In recent years people have come to learn that the people in New Hampshire consume nearly twice the volume of alcohol compared to the national average. The combination of alcohol and tourism means that a number of people from another state will get caught and convicted for DUI. In response, New Hampshire cannot confiscate an out-of-state license, but it can suspend or revoke that person’s privilege to drive within its borders.

As you can imagine, figuring out what will happen to that person’s license from there is no easy task. Each state has its own way of handling out-of-state suspensions on top of the consequences imposed by New Hampshire. Some do little-to-nothing, others have consequences more severe than our court.

Determining what your state will do

In an effort to simplify things, states across the country have put together uniform laws for everyone to follow. There are three out there: the Non-Resident Violator Compact (NRVC), the Driver License Compact (DLC), and a joint effort to replace both of those called the Driver License Agreement (DLA). All but six states are members of the NRVC, all but five are members of the DLC, and only three are members of the DLA. Even those states who are members of one or more of the compacts have different ways of complying with the compact. For example, member-states will assess points on a person’s license for any kind of out-of-state driving conviction. But Pennsylvania, which is a member, will not assess any points except for certain major driving convictions. Similarly, a state’s reaction to a New Hampshire DUI suspension can vary even among members of the same compacts.

Complying with the New Hampshire DUI laws

Anyone convicted of DUI in New Hampshire must go through the “Impaired Driver Care Management Program” or IDCMP. This program first requires a person to attend a screening and evaluation to determine the likelihood that a person has a substance use disorder. If the screening or evaluation is positive, the program administrators will develop a service plan that requires weekly, one-hour one-on-one sessions with a licensed treatment provider. Then, the person must complete an alcohol education program.

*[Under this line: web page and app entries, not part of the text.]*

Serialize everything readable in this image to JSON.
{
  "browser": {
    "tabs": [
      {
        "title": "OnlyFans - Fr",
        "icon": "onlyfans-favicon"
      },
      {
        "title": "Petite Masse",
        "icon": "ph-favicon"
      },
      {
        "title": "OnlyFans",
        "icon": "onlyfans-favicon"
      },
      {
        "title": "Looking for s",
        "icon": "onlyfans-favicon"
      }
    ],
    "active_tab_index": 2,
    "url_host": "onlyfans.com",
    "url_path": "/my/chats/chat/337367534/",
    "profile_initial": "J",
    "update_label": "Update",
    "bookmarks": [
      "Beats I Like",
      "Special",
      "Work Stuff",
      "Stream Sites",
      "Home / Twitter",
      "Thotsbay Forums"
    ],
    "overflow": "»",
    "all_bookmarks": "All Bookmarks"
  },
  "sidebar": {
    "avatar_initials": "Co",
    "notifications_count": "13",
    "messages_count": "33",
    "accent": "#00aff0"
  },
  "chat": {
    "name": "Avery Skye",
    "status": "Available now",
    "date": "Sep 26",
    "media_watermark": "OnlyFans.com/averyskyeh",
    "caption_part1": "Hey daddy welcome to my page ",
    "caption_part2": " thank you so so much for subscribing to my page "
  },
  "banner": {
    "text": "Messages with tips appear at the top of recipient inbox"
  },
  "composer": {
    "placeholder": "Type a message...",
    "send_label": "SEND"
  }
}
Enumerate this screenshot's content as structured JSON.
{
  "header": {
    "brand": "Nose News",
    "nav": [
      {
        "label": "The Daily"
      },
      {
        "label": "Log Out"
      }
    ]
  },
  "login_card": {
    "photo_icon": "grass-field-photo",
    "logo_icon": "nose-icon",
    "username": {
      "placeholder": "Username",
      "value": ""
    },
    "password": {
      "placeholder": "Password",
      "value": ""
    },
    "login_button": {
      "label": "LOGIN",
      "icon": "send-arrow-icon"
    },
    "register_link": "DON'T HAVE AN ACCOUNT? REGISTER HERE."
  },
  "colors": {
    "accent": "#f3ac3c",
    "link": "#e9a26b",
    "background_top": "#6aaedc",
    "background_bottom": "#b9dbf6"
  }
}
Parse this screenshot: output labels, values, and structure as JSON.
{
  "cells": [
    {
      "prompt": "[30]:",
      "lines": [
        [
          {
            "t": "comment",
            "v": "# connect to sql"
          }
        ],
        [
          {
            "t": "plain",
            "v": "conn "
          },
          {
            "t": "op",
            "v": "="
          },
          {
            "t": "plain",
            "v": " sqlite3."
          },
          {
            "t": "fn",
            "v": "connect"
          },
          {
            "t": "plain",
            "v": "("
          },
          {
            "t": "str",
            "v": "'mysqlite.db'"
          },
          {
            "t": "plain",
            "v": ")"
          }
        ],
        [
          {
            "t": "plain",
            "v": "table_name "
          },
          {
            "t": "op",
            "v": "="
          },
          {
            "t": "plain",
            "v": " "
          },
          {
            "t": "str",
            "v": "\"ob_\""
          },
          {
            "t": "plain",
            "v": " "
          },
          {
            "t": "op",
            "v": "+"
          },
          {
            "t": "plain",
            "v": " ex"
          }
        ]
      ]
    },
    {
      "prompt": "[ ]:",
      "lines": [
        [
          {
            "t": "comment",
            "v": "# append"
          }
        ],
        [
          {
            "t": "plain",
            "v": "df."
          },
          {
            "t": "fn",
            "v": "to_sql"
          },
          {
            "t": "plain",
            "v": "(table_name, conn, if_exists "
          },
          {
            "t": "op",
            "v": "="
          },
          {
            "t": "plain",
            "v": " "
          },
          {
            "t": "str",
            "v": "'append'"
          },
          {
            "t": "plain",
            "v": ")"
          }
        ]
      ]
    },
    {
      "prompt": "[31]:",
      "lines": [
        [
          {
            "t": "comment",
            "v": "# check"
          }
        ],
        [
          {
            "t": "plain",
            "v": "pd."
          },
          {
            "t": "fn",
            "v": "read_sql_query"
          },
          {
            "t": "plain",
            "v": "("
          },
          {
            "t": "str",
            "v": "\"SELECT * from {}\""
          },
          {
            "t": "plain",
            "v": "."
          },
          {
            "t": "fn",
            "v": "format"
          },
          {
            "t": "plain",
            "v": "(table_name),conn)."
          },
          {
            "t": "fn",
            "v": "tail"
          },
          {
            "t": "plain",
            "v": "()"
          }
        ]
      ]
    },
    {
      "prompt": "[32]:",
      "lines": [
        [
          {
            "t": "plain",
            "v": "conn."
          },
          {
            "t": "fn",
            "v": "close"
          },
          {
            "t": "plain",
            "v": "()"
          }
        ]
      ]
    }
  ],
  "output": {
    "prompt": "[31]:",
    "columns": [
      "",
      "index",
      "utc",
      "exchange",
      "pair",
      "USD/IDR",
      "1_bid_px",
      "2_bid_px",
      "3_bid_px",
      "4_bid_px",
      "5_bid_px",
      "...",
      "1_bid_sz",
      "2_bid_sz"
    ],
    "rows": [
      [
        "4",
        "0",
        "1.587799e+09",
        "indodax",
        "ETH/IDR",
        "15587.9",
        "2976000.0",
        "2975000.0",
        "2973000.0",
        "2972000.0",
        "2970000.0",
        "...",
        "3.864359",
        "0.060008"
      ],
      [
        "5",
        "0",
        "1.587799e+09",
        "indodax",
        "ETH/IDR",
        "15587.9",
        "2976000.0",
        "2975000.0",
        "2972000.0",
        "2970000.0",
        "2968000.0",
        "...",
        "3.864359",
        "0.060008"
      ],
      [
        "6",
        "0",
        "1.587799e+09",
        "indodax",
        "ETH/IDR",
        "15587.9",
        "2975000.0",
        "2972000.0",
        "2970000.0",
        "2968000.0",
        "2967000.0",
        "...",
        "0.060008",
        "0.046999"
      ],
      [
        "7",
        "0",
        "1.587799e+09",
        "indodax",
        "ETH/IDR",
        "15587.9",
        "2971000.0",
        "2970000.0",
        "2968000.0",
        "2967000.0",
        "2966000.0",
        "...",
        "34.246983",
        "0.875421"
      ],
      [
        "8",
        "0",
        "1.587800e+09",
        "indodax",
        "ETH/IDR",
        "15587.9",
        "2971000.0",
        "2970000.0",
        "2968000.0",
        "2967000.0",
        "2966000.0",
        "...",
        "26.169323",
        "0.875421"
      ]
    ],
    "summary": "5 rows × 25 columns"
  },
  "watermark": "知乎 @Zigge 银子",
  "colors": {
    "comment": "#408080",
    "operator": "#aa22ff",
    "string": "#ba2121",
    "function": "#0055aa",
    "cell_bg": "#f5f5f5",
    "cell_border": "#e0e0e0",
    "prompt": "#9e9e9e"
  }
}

Naturally, the in-state residents will have a much easier time accomplishing this because of their proximity to the service providers. But with the right guidance and anticipation, residents of different states can meet the requirements in their home state by demonstrating the equivalency of local practitioners. If this is still not feasible, there’s a way to use a hybrid of the NH and out-of-state services to meet the requirements. Each of these options, however, require some preparation and anticipation in order to meet court-imposed deadlines. Being ready for this process is the only way to ensure that you reinstate your license as early as possible. Getting the help you need involves more than in-court theatrics. Get a NH DUI attorney with the experience to navigate the New Hampshire driver’s license rules and laws. To get started, call us at Douglas, Leonard & Garvey, P.C., (603) 288-1403 or fill out our online contact form